During the past two years, home-improvement retailer Lowe's (NYSE:LOW) has performed extremely well for shareholders, with the stock doubling as conditions in the housing market have helped support its business. Some of those gains have come from share repurchases that Lowe's has done in recent years. In February, Lowe's announced that it would add another $5 billion to its stock buyback program, supplementing the $1.3 billion remaining on its previous share-repurchase authorization.
With competition against rival Home Depot (NYSE:HD) and smaller niche players in the home-improvement space growing fiercer, though, some are questioning whether stock buybacks are the best way for Lowe's to use its capital. Let's take a look at Lowe's record of share repurchases to see whether they're likely to be the best move for the company going forward.
How Lowe's has used buybacks in the past
Lowe's hasn't historically been a heavy user of share repurchases. Looking back 10 years, Lowe's made some ill-timed buybacks just as the housing boom was coming to an end, and its optimism turned out to be unrealistic as shares plunged within a year or two of its purchases. During the initial fallout from the financial crisis, Lowe's remained gun-shy, with very little repurchase activity during 2008 and 2009.
In 2011, though, Lowe's started committing to buybacks in a big way, and its timing turned out to be perfect in that regard. After the housing market struggled to participate in the broader economic recovery during the first few years after the financial crisis, Lowe's correctly predicted that housing would pick up, and big buys in 2011 and 2012 preceded the run-up in the home-improvement retailer's shares.
Should Lowe's spend its money elsewhere?
Returning capital to shareholders through a stock buyback usually juices the share price -- at least temporarily.

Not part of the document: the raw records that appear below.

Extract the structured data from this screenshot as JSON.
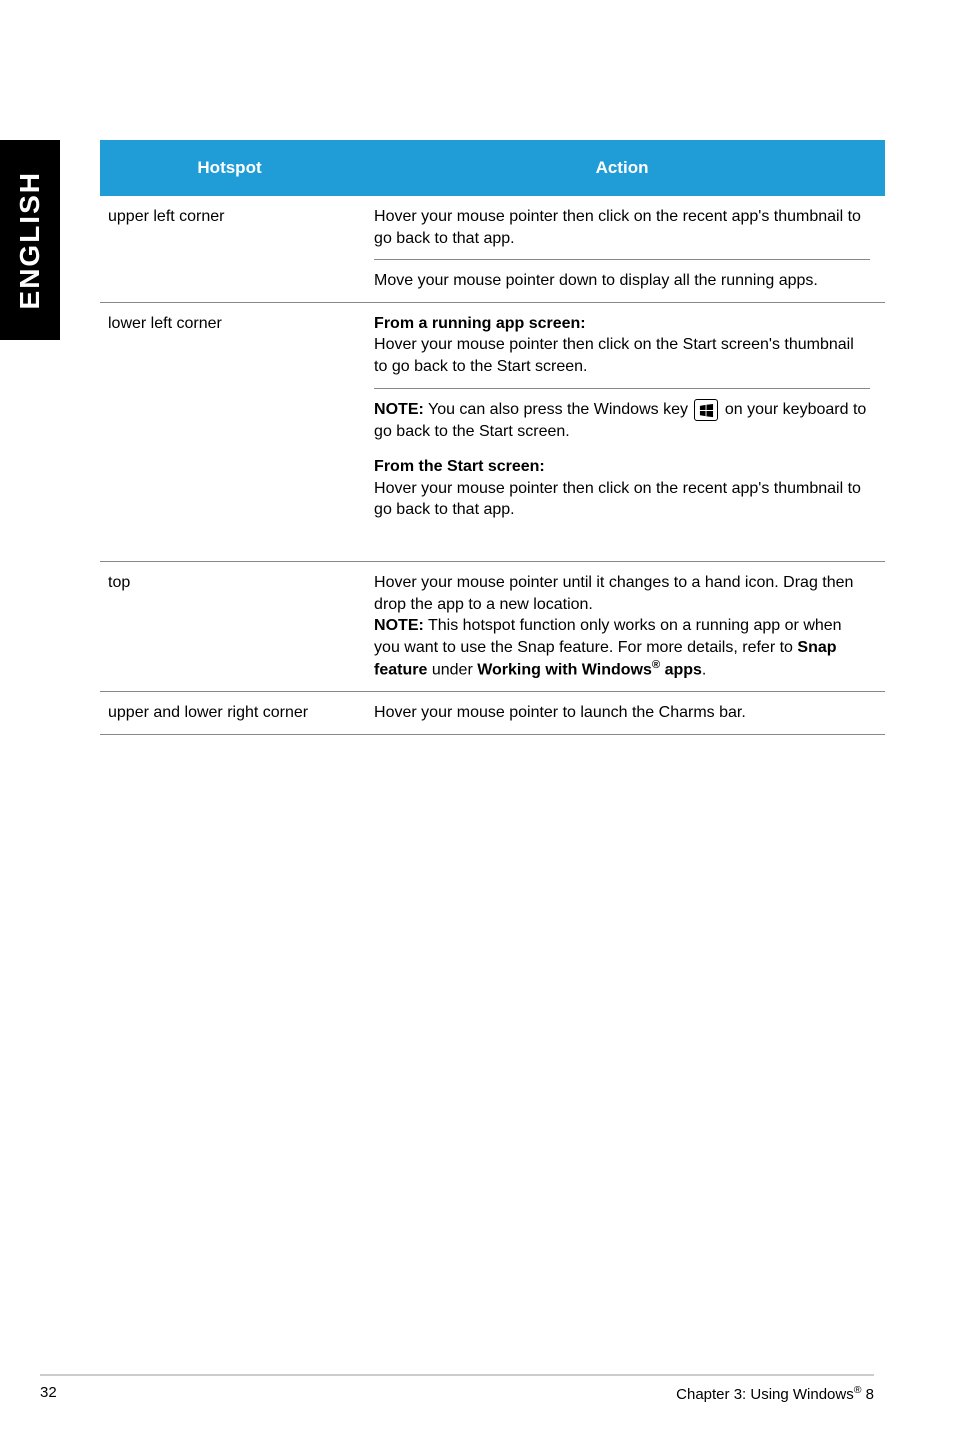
{
  "side_label": "ENGLISH",
  "table": {
    "headers": {
      "hotspot": "Hotspot",
      "action": "Action"
    },
    "rows": {
      "upper_left": {
        "label": "upper left corner",
        "action1": "Hover your mouse pointer then click on the recent app's thumbnail to go back to that app.",
        "action2": "Move your mouse pointer down to display all the running apps."
      },
      "lower_left": {
        "label": "lower left corner",
        "heading1": "From a running app screen:",
        "text1": "Hover your mouse pointer then click on the Start screen's thumbnail to go back to the Start screen.",
        "note_label": "NOTE:",
        "note_pre": "  You can also press the Windows key ",
        "note_post": " on your keyboard to go back to the Start screen.",
        "heading2": "From the Start screen:",
        "text2": "Hover your mouse pointer then click on the recent app's thumbnail to go back to that app."
      },
      "top": {
        "label": "top",
        "text1": "Hover your mouse pointer until it changes to a hand icon. Drag then drop the app to a new location.",
        "note_label": "NOTE:",
        "note_text": "  This hotspot function only works on a running app or when you want to use the Snap feature. For more details, refer to ",
        "bold1": "Snap feature",
        "mid": " under ",
        "bold2": "Working with Windows",
        "sup": "®",
        "bold3": " apps",
        "end": "."
      },
      "upper_lower_right": {
        "label": "upper and lower right corner",
        "action": "Hover your mouse pointer to launch the Charms bar."
      }
    }
  },
  "footer": {
    "page": "32",
    "chapter": "Chapter 3: Using Windows",
    "sup": "®",
    "suffix": " 8"
  }
}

But from a longer-term perspective, it's far more important to put money to work in the most profitable way possible.
Lowe's has done a good job in targeting do-it-yourself customers with its offerings, but one of the areas in which Lowe's has traditionally trailed Home Depot is in serving contractors and other business customers. Recently, though, Lowe's has taken steps to change that shortcoming, promoting its ProServices program that aims directly at its business customers.
Lowe's has generated faster growth from ProServices for 12 straight quarters than it's seen in the rest of its business, suggesting that ongoing buybacks haven't hurt its growth potential. Nevertheless, taking away opportunities to grow ProServices even more quickly could hold back Lowe's in its fight against Home Depot in the long run.

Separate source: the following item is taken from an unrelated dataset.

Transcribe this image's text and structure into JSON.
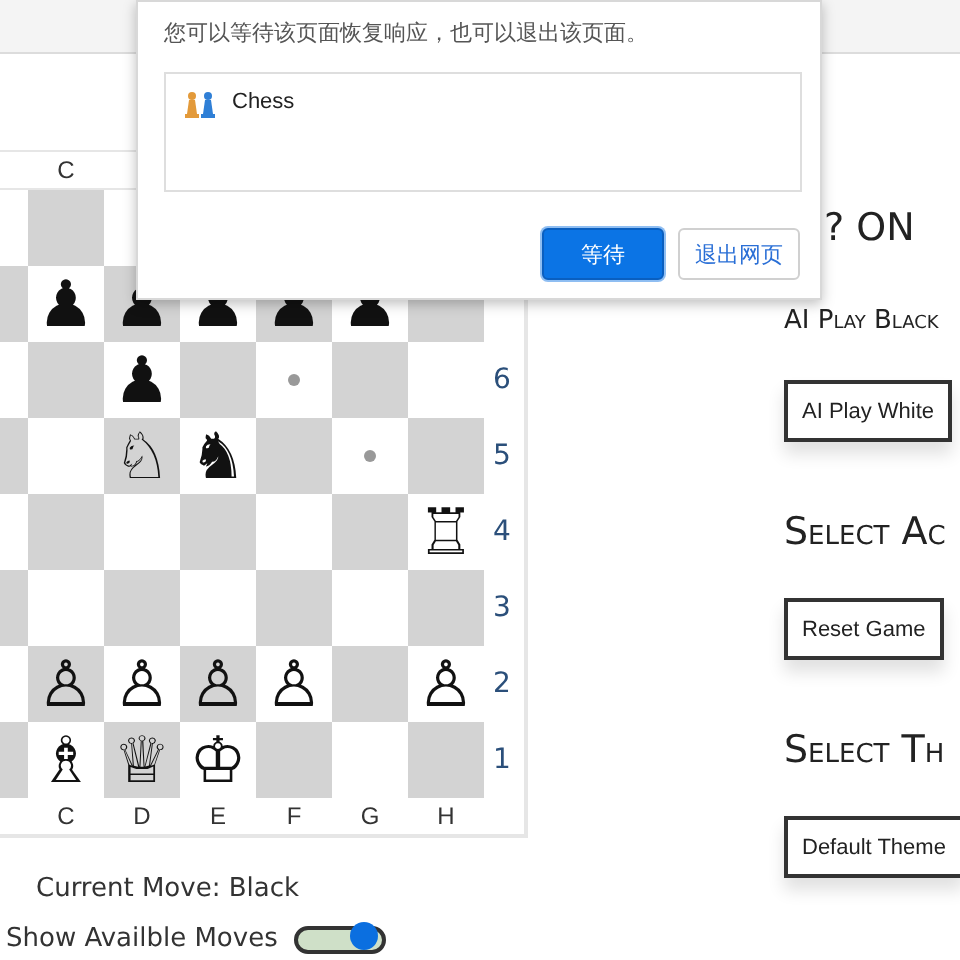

The other big potential growth area for Lowe's is overseas. Past forays into foreign markets under the Lowe's name have proven underwhelming, as the company has faced major challenges in building operations from the ground up in already-competitive markets. In August, CEO Bob Niblock said that any expansion plans in the future would likely focus on buying out existing companies in key foreign markets rather than trying to start from scratch. Lowe's hasn't confirmed rumors that the company might seek to enter the Brazilian home-improvement market, but spending too much on buybacks could leave Lowe's in a tough position if it wants to make major strategic acquisitions with cash it no longer has.
Lowe's dividend: Due for a boost?
The other logical place for Lowe's to funnel more money is its dividend to shareholders. With a yield of 1.7%, Lowe's pays less than Home Depot's 2% payout.
Yet, Lowe's already boosted its dividend recently, making its quarterly payout $0.23 per share compared to $0.18 previously. Despite having plenty of room to make further increases, Lowe's strategy for returning capital to shareholders already appears relatively balanced.
Look for more buybacks from Lowe's
Perhaps, most importantly, Lowe's still had $4.3 billion left for repurchases as of June 30. Given how high the stock has risen in recent months, Lowe's might prefer to exercise restraint in order to wait for a better price at which to do its buybacks. Yet, if the company's projection on the macroeconomic environment proves correct, then the gains that Lowe's stock has seen could turn out to be small compared to where shares could climb in the years to come.
Dan Caplinger has no position in any stocks mentioned. The Motley Fool recommends Home Depot. Try any of our Foolish newsletter services free for 30 days. We Fools may not all hold the same opinions, but we all believe that considering a diverse range of insights makes us better investors. The Motley Fool has a disclosure policy.